Maybe. After experience chest pains, Supreme Court Justice Anthony Kennedy had to have a second surgery to keep an artery open.
Wouldn’t it be great if President Bush could appoint a new, truly conservative Supreme Court Justice between now and November? The Democrats would become apoplectic! And it would be lots of fun to watch, and to cover in this blog.
Now regarding Justice Kennedy, I’m not a fan of any Supreme Court Justice who has the audacity to cite foreign laws, and I don’t like that he voted with the liberal bloc on Roper vs. Simmons Here are the gory details of that case:
This case, which originated in Missouri, involved Christopher Simmons, who in 1993 at the age of 17, concocted a plan to murder Shirley Crook, bringing two younger friends, Charles Benjamin and John Tessmer, into the plot. The plan was to commit burglary and murder by breaking and entering, tying up a victim, and tossing the victim off a bridge. The three met in the middle of the night; however, Tessmer then dropped out of the plot. Simmons and Benjamin broke into Mrs. Crook’s home, bound her hands and covered her eyes. They drove her to a state park and threw her off a bridge.
Once this case was brought to trial, the evidence against Simmons was overwhelming. He had confessed to the murder, performed a videotaped reenactment at the crime scene, and there was testimony from Tessmer against Simmons that showed premeditation (he discussed the plot in advance and later bragged about the crime). The jury returned a guilty verdict. Even considering mitigating factors (no prior criminal history, sympathy from Simmons’ family, and most significantly for the later appeal, his age), the jury nonetheless recommended a death sentence, which the trial court imposed. Simmons first moved for the trial court to set aside the conviction and sentence, citing, in part, ineffective assistance of counsel. His age, and thus impulsiveness, along with a troubled background were brought up as issues that Simmon’s claimed should have been raised at the sentencing phase. The trial court rejected the motion, and Simmons appealed.
When the case came before the Supreme Court, Justice Kennedy, along with the liberal bloc decided to void the laws enacted by 20 states by ruling that minors cannot receive the death penalty.
Writing for the majority, Justice Kennedy cited a body of scientific and sociological research  that found that juveniles have a lack of maturity and sense of responsibility compared to adults. Adolescents were found to be overrepresented statistically in virtually every category of reckless behavior. The Court noted that in recognition of the comparative immaturity and irresponsibility of juveniles, almost every State prohibited those under age 18 from voting, serving on juries, or marrying without parental consent. The studies also found that juveniles are also more vulnerable to negative influences and outside pressures, including peer pressure. They have less control, or experience with control, over their own environment. They also lack the freedom that adults have, in escaping a criminogenic setting.

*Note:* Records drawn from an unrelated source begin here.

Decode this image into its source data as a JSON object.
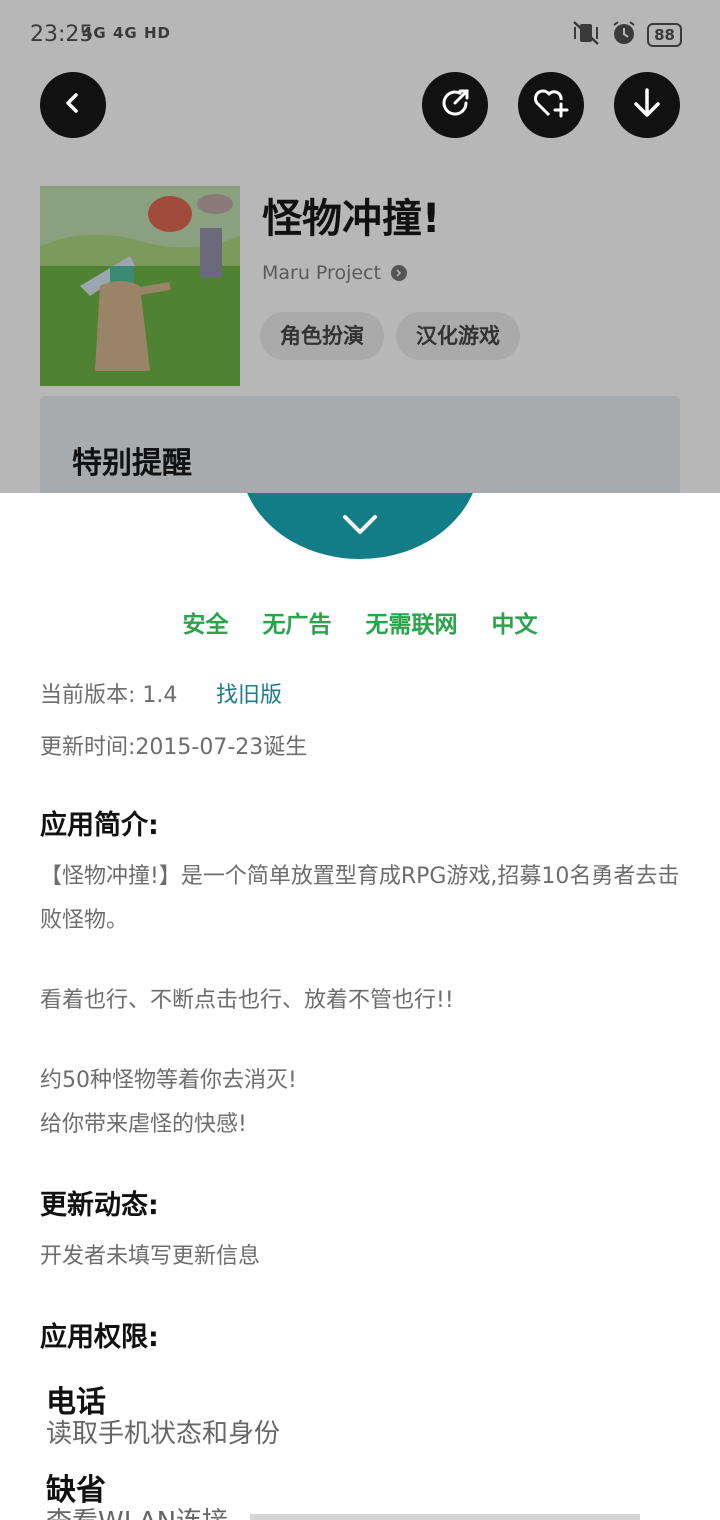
{
  "status_bar": {
    "time": "23:25",
    "signal": "4G 4G HD",
    "battery": "88"
  },
  "app": {
    "title": "怪物冲撞!",
    "developer": "Maru Project",
    "tags": [
      "角色扮演",
      "汉化游戏"
    ],
    "notice_title": "特别提醒"
  },
  "sheet": {
    "badges": [
      "安全",
      "无广告",
      "无需联网",
      "中文"
    ],
    "version_label": "当前版本: 1.4",
    "old_version_link": "找旧版",
    "update_time": "更新时间:2015-07-23诞生",
    "intro_heading": "应用简介:",
    "intro_paragraphs": [
      "【怪物冲撞!】是一个简单放置型育成RPG游戏,招募10名勇者去击败怪物。",
      "看着也行、不断点击也行、放着不管也行!!",
      "约50种怪物等着你去消灭!\n给你带来虐怪的快感!"
    ],
    "update_heading": "更新动态:",
    "update_text": "开发者未填写更新信息",
    "permissions_heading": "应用权限:",
    "permissions": [
      {
        "title": "电话",
        "desc": "读取手机状态和身份"
      },
      {
        "title": "缺省",
        "desc": "查看WLAN连接"
      }
    ]
  },
  "colors": {
    "accent": "#137d87",
    "badge_green": "#2aa34a",
    "link": "#1e7c8a"
  }
}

In support of the “national consensus” position, the Court noted the increasing infrequency with which states were applying capital punishment for juvenile offenders. At the time of the decision, 20 states had the juvenile death penalty on the books, but only six states had executed prisoners for crimes committed as juveniles since 1989. Only three states had done so in the past 10 years: Oklahoma, Texas, and Virginia. Furthermore, five of the states that allowed the juvenile death penalty at the time of the 1989 case had since abolished it.
The Court also looked to international law to support the holding. Since 1990, only seven other countries ? Iran, Pakistan, Saudi Arabia, Yemen, Nigeria, the Democratic Republic of Congo, and China ? have executed defendants who were juveniles at the time of their crime. Justice Kennedy noted that since 1990 each of those countries had either abolished the death penalty for juveniles or made public disavowal of the practice, and that the United States stood alone in allowing execution of juvenile offenders. The Court also noted that only the United States and Somalia had not ratified Article 37 of the United Nations Convention on the Rights of the Child (September 2, 1990), which expressly prohibits capital punishment for crimes committed by juveniles.
Frankly, idiots like this, who base their rulings on what goes on in Third World rogue states, and on what the U.N. says, should be kept as far away from the Supreme Court as possible. They conveniently forget that their job is to judge cases based on the U.S. Constitution.
But there’s more! Kennedy pretty much negated our concept of property rights with the infamous Kelo vs. New London ruling. He needs to go!